- Opening Delimiter -

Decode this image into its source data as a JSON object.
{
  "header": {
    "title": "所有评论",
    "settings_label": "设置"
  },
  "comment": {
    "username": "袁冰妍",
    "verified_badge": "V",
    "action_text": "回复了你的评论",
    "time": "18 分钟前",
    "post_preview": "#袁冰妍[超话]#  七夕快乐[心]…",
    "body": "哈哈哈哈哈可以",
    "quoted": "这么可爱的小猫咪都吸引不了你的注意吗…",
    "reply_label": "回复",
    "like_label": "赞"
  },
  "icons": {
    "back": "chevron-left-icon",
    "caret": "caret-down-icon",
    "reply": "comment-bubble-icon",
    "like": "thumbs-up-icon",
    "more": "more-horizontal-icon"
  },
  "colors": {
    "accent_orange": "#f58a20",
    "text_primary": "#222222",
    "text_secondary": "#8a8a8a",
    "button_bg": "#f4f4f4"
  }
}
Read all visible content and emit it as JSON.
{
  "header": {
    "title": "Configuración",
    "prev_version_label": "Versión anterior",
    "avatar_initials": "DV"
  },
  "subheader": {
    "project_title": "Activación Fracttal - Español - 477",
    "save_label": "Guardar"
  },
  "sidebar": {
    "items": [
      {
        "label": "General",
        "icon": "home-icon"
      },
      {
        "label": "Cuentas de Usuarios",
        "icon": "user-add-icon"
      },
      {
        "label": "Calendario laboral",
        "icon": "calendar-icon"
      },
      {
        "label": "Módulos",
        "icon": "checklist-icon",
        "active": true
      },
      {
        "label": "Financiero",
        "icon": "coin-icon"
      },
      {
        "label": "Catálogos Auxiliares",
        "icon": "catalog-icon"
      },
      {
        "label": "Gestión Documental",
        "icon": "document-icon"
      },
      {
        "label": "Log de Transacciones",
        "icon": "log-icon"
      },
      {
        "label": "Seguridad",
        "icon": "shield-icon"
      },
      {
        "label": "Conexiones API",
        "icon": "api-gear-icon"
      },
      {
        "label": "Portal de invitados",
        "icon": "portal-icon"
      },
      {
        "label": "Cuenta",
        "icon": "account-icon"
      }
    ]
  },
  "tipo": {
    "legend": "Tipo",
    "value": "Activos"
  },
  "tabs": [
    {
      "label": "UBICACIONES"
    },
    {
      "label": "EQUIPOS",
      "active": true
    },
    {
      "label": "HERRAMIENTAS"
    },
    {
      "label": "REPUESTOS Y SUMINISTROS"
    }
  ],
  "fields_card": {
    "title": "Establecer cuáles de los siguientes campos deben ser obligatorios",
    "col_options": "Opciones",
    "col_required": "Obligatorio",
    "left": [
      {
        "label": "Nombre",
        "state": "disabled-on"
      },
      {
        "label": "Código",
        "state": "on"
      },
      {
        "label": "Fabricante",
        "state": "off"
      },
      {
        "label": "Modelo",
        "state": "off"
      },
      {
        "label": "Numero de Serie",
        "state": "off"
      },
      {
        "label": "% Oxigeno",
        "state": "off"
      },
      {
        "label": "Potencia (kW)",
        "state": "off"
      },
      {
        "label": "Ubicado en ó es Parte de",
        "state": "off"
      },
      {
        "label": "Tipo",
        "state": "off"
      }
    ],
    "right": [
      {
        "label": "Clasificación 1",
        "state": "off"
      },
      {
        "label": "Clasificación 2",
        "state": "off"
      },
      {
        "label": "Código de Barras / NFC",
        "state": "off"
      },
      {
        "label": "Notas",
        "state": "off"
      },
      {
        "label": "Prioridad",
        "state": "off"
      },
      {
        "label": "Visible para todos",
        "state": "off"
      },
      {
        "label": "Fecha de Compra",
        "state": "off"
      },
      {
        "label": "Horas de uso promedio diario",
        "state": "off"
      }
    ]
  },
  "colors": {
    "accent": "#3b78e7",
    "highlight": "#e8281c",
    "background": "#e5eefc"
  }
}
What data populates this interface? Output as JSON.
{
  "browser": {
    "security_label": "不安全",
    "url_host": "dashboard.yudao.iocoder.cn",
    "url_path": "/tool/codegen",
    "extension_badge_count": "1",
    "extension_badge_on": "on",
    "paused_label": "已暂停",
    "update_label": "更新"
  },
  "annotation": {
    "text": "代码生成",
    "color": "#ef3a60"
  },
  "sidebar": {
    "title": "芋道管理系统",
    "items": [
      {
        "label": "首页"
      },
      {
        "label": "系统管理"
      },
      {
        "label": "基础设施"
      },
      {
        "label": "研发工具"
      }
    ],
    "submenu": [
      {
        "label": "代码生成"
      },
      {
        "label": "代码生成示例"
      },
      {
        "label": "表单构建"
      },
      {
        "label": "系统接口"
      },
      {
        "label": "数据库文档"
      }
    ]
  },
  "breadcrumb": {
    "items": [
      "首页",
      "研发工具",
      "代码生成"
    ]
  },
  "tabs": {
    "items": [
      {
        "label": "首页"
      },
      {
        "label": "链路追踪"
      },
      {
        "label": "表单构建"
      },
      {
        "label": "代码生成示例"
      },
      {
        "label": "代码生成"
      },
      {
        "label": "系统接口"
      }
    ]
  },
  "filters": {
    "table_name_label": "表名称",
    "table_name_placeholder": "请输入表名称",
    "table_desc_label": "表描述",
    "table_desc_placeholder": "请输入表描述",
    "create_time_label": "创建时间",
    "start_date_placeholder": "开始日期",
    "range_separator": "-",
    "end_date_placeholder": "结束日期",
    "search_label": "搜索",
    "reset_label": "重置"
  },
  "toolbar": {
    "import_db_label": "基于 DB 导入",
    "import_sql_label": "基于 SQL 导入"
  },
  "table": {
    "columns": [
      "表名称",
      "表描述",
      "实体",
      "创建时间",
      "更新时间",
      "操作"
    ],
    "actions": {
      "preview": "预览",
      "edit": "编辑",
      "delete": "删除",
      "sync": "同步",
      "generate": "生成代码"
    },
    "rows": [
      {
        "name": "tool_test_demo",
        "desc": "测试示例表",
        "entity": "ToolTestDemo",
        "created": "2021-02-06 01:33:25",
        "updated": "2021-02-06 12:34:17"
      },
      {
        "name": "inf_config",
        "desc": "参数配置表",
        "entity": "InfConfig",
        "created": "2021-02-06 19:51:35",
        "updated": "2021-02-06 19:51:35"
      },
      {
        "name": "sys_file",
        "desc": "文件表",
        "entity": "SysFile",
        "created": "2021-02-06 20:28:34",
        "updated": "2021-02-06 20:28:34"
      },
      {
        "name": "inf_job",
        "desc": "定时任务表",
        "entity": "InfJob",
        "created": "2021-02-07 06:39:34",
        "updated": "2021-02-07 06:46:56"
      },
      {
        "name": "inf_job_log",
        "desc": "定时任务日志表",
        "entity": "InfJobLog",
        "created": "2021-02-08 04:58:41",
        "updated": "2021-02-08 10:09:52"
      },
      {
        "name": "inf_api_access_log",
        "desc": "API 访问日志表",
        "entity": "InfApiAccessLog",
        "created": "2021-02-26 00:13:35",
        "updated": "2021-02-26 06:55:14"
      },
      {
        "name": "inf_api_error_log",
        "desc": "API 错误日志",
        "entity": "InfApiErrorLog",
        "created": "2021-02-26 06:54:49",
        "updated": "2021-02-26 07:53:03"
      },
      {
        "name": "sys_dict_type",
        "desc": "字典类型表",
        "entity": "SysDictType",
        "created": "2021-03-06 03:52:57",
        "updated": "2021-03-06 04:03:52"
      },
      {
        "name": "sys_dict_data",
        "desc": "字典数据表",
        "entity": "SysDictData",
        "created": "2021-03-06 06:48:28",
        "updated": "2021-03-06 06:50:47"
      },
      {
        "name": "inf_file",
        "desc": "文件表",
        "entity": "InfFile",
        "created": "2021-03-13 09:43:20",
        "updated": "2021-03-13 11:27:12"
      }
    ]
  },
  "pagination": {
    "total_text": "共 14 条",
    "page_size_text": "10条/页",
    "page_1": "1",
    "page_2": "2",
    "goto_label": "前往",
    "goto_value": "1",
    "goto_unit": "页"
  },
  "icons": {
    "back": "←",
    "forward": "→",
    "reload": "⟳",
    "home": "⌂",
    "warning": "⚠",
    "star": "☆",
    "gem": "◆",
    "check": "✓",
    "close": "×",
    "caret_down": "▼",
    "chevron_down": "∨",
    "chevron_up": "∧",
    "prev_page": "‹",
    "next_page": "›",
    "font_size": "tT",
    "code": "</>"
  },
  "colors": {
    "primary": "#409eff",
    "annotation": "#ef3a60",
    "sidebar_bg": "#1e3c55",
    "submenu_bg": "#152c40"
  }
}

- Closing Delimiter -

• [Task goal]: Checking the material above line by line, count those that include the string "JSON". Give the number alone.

• [Result for this exercise]: 3